▶ _Task item_
Everything in the data except the pictures belongs in your answer, copied exactly.

▶ _Extracted material_
===
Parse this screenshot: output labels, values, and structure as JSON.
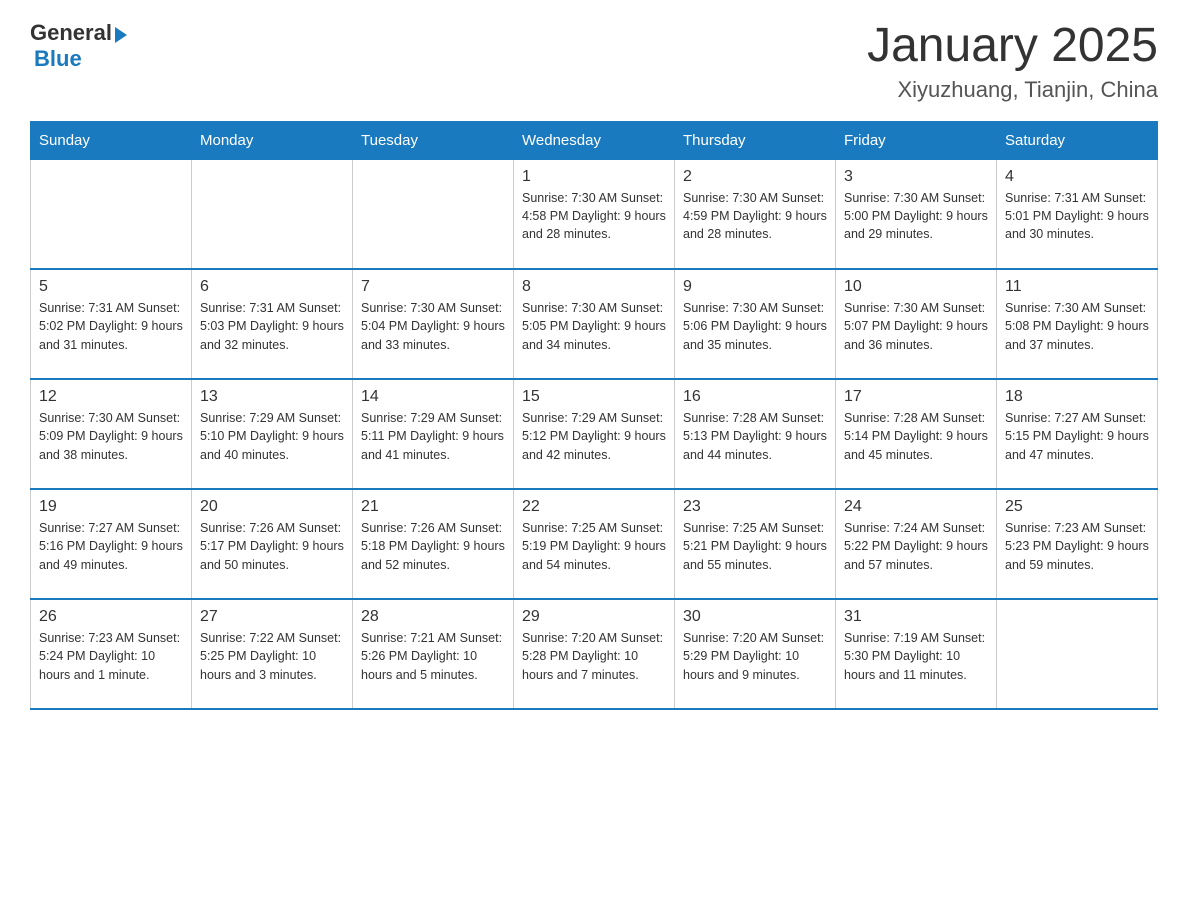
{
  "header": {
    "logo_general": "General",
    "logo_blue": "Blue",
    "title": "January 2025",
    "subtitle": "Xiyuzhuang, Tianjin, China"
  },
  "days_of_week": [
    "Sunday",
    "Monday",
    "Tuesday",
    "Wednesday",
    "Thursday",
    "Friday",
    "Saturday"
  ],
  "weeks": [
    [
      {
        "day": "",
        "info": ""
      },
      {
        "day": "",
        "info": ""
      },
      {
        "day": "",
        "info": ""
      },
      {
        "day": "1",
        "info": "Sunrise: 7:30 AM\nSunset: 4:58 PM\nDaylight: 9 hours\nand 28 minutes."
      },
      {
        "day": "2",
        "info": "Sunrise: 7:30 AM\nSunset: 4:59 PM\nDaylight: 9 hours\nand 28 minutes."
      },
      {
        "day": "3",
        "info": "Sunrise: 7:30 AM\nSunset: 5:00 PM\nDaylight: 9 hours\nand 29 minutes."
      },
      {
        "day": "4",
        "info": "Sunrise: 7:31 AM\nSunset: 5:01 PM\nDaylight: 9 hours\nand 30 minutes."
      }
    ],
    [
      {
        "day": "5",
        "info": "Sunrise: 7:31 AM\nSunset: 5:02 PM\nDaylight: 9 hours\nand 31 minutes."
      },
      {
        "day": "6",
        "info": "Sunrise: 7:31 AM\nSunset: 5:03 PM\nDaylight: 9 hours\nand 32 minutes."
      },
      {
        "day": "7",
        "info": "Sunrise: 7:30 AM\nSunset: 5:04 PM\nDaylight: 9 hours\nand 33 minutes."
      },
      {
        "day": "8",
        "info": "Sunrise: 7:30 AM\nSunset: 5:05 PM\nDaylight: 9 hours\nand 34 minutes."
      },
      {
        "day": "9",
        "info": "Sunrise: 7:30 AM\nSunset: 5:06 PM\nDaylight: 9 hours\nand 35 minutes."
      },
      {
        "day": "10",
        "info": "Sunrise: 7:30 AM\nSunset: 5:07 PM\nDaylight: 9 hours\nand 36 minutes."
      },
      {
        "day": "11",
        "info": "Sunrise: 7:30 AM\nSunset: 5:08 PM\nDaylight: 9 hours\nand 37 minutes."
      }
    ],
    [
      {
        "day": "12",
        "info": "Sunrise: 7:30 AM\nSunset: 5:09 PM\nDaylight: 9 hours\nand 38 minutes."
      },
      {
        "day": "13",
        "info": "Sunrise: 7:29 AM\nSunset: 5:10 PM\nDaylight: 9 hours\nand 40 minutes."
      },
      {
        "day": "14",
        "info": "Sunrise: 7:29 AM\nSunset: 5:11 PM\nDaylight: 9 hours\nand 41 minutes."
      },
      {
        "day": "15",
        "info": "Sunrise: 7:29 AM\nSunset: 5:12 PM\nDaylight: 9 hours\nand 42 minutes."
      },
      {
        "day": "16",
        "info": "Sunrise: 7:28 AM\nSunset: 5:13 PM\nDaylight: 9 hours\nand 44 minutes."
      },
      {
        "day": "17",
        "info": "Sunrise: 7:28 AM\nSunset: 5:14 PM\nDaylight: 9 hours\nand 45 minutes."
      },
      {
        "day": "18",
        "info": "Sunrise: 7:27 AM\nSunset: 5:15 PM\nDaylight: 9 hours\nand 47 minutes."
      }
    ],
    [
      {
        "day": "19",
        "info": "Sunrise: 7:27 AM\nSunset: 5:16 PM\nDaylight: 9 hours\nand 49 minutes."
      },
      {
        "day": "20",
        "info": "Sunrise: 7:26 AM\nSunset: 5:17 PM\nDaylight: 9 hours\nand 50 minutes."
      },
      {
        "day": "21",
        "info": "Sunrise: 7:26 AM\nSunset: 5:18 PM\nDaylight: 9 hours\nand 52 minutes."
      },
      {
        "day": "22",
        "info": "Sunrise: 7:25 AM\nSunset: 5:19 PM\nDaylight: 9 hours\nand 54 minutes."
      },
      {
        "day": "23",
        "info": "Sunrise: 7:25 AM\nSunset: 5:21 PM\nDaylight: 9 hours\nand 55 minutes."
      },
      {
        "day": "24",
        "info": "Sunrise: 7:24 AM\nSunset: 5:22 PM\nDaylight: 9 hours\nand 57 minutes."
      },
      {
        "day": "25",
        "info": "Sunrise: 7:23 AM\nSunset: 5:23 PM\nDaylight: 9 hours\nand 59 minutes."
      }
    ],
    [
      {
        "day": "26",
        "info": "Sunrise: 7:23 AM\nSunset: 5:24 PM\nDaylight: 10 hours\nand 1 minute."
      },
      {
        "day": "27",
        "info": "Sunrise: 7:22 AM\nSunset: 5:25 PM\nDaylight: 10 hours\nand 3 minutes."
      },
      {
        "day": "28",
        "info": "Sunrise: 7:21 AM\nSunset: 5:26 PM\nDaylight: 10 hours\nand 5 minutes."
      },
      {
        "day": "29",
        "info": "Sunrise: 7:20 AM\nSunset: 5:28 PM\nDaylight: 10 hours\nand 7 minutes."
      },
      {
        "day": "30",
        "info": "Sunrise: 7:20 AM\nSunset: 5:29 PM\nDaylight: 10 hours\nand 9 minutes."
      },
      {
        "day": "31",
        "info": "Sunrise: 7:19 AM\nSunset: 5:30 PM\nDaylight: 10 hours\nand 11 minutes."
      },
      {
        "day": "",
        "info": ""
      }
    ]
  ]
}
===
▶ _Task solution_
Parse this screenshot: output labels, values, and structure as JSON.
{
  "header": {
    "logo_general": "General",
    "logo_blue": "Blue",
    "title": "January 2025",
    "subtitle": "Xiyuzhuang, Tianjin, China"
  },
  "days_of_week": [
    "Sunday",
    "Monday",
    "Tuesday",
    "Wednesday",
    "Thursday",
    "Friday",
    "Saturday"
  ],
  "weeks": [
    [
      {
        "day": "",
        "info": ""
      },
      {
        "day": "",
        "info": ""
      },
      {
        "day": "",
        "info": ""
      },
      {
        "day": "1",
        "info": "Sunrise: 7:30 AM\nSunset: 4:58 PM\nDaylight: 9 hours\nand 28 minutes."
      },
      {
        "day": "2",
        "info": "Sunrise: 7:30 AM\nSunset: 4:59 PM\nDaylight: 9 hours\nand 28 minutes."
      },
      {
        "day": "3",
        "info": "Sunrise: 7:30 AM\nSunset: 5:00 PM\nDaylight: 9 hours\nand 29 minutes."
      },
      {
        "day": "4",
        "info": "Sunrise: 7:31 AM\nSunset: 5:01 PM\nDaylight: 9 hours\nand 30 minutes."
      }
    ],
    [
      {
        "day": "5",
        "info": "Sunrise: 7:31 AM\nSunset: 5:02 PM\nDaylight: 9 hours\nand 31 minutes."
      },
      {
        "day": "6",
        "info": "Sunrise: 7:31 AM\nSunset: 5:03 PM\nDaylight: 9 hours\nand 32 minutes."
      },
      {
        "day": "7",
        "info": "Sunrise: 7:30 AM\nSunset: 5:04 PM\nDaylight: 9 hours\nand 33 minutes."
      },
      {
        "day": "8",
        "info": "Sunrise: 7:30 AM\nSunset: 5:05 PM\nDaylight: 9 hours\nand 34 minutes."
      },
      {
        "day": "9",
        "info": "Sunrise: 7:30 AM\nSunset: 5:06 PM\nDaylight: 9 hours\nand 35 minutes."
      },
      {
        "day": "10",
        "info": "Sunrise: 7:30 AM\nSunset: 5:07 PM\nDaylight: 9 hours\nand 36 minutes."
      },
      {
        "day": "11",
        "info": "Sunrise: 7:30 AM\nSunset: 5:08 PM\nDaylight: 9 hours\nand 37 minutes."
      }
    ],
    [
      {
        "day": "12",
        "info": "Sunrise: 7:30 AM\nSunset: 5:09 PM\nDaylight: 9 hours\nand 38 minutes."
      },
      {
        "day": "13",
        "info": "Sunrise: 7:29 AM\nSunset: 5:10 PM\nDaylight: 9 hours\nand 40 minutes."
      },
      {
        "day": "14",
        "info": "Sunrise: 7:29 AM\nSunset: 5:11 PM\nDaylight: 9 hours\nand 41 minutes."
      },
      {
        "day": "15",
        "info": "Sunrise: 7:29 AM\nSunset: 5:12 PM\nDaylight: 9 hours\nand 42 minutes."
      },
      {
        "day": "16",
        "info": "Sunrise: 7:28 AM\nSunset: 5:13 PM\nDaylight: 9 hours\nand 44 minutes."
      },
      {
        "day": "17",
        "info": "Sunrise: 7:28 AM\nSunset: 5:14 PM\nDaylight: 9 hours\nand 45 minutes."
      },
      {
        "day": "18",
        "info": "Sunrise: 7:27 AM\nSunset: 5:15 PM\nDaylight: 9 hours\nand 47 minutes."
      }
    ],
    [
      {
        "day": "19",
        "info": "Sunrise: 7:27 AM\nSunset: 5:16 PM\nDaylight: 9 hours\nand 49 minutes."
      },
      {
        "day": "20",
        "info": "Sunrise: 7:26 AM\nSunset: 5:17 PM\nDaylight: 9 hours\nand 50 minutes."
      },
      {
        "day": "21",
        "info": "Sunrise: 7:26 AM\nSunset: 5:18 PM\nDaylight: 9 hours\nand 52 minutes."
      },
      {
        "day": "22",
        "info": "Sunrise: 7:25 AM\nSunset: 5:19 PM\nDaylight: 9 hours\nand 54 minutes."
      },
      {
        "day": "23",
        "info": "Sunrise: 7:25 AM\nSunset: 5:21 PM\nDaylight: 9 hours\nand 55 minutes."
      },
      {
        "day": "24",
        "info": "Sunrise: 7:24 AM\nSunset: 5:22 PM\nDaylight: 9 hours\nand 57 minutes."
      },
      {
        "day": "25",
        "info": "Sunrise: 7:23 AM\nSunset: 5:23 PM\nDaylight: 9 hours\nand 59 minutes."
      }
    ],
    [
      {
        "day": "26",
        "info": "Sunrise: 7:23 AM\nSunset: 5:24 PM\nDaylight: 10 hours\nand 1 minute."
      },
      {
        "day": "27",
        "info": "Sunrise: 7:22 AM\nSunset: 5:25 PM\nDaylight: 10 hours\nand 3 minutes."
      },
      {
        "day": "28",
        "info": "Sunrise: 7:21 AM\nSunset: 5:26 PM\nDaylight: 10 hours\nand 5 minutes."
      },
      {
        "day": "29",
        "info": "Sunrise: 7:20 AM\nSunset: 5:28 PM\nDaylight: 10 hours\nand 7 minutes."
      },
      {
        "day": "30",
        "info": "Sunrise: 7:20 AM\nSunset: 5:29 PM\nDaylight: 10 hours\nand 9 minutes."
      },
      {
        "day": "31",
        "info": "Sunrise: 7:19 AM\nSunset: 5:30 PM\nDaylight: 10 hours\nand 11 minutes."
      },
      {
        "day": "",
        "info": ""
      }
    ]
  ]
}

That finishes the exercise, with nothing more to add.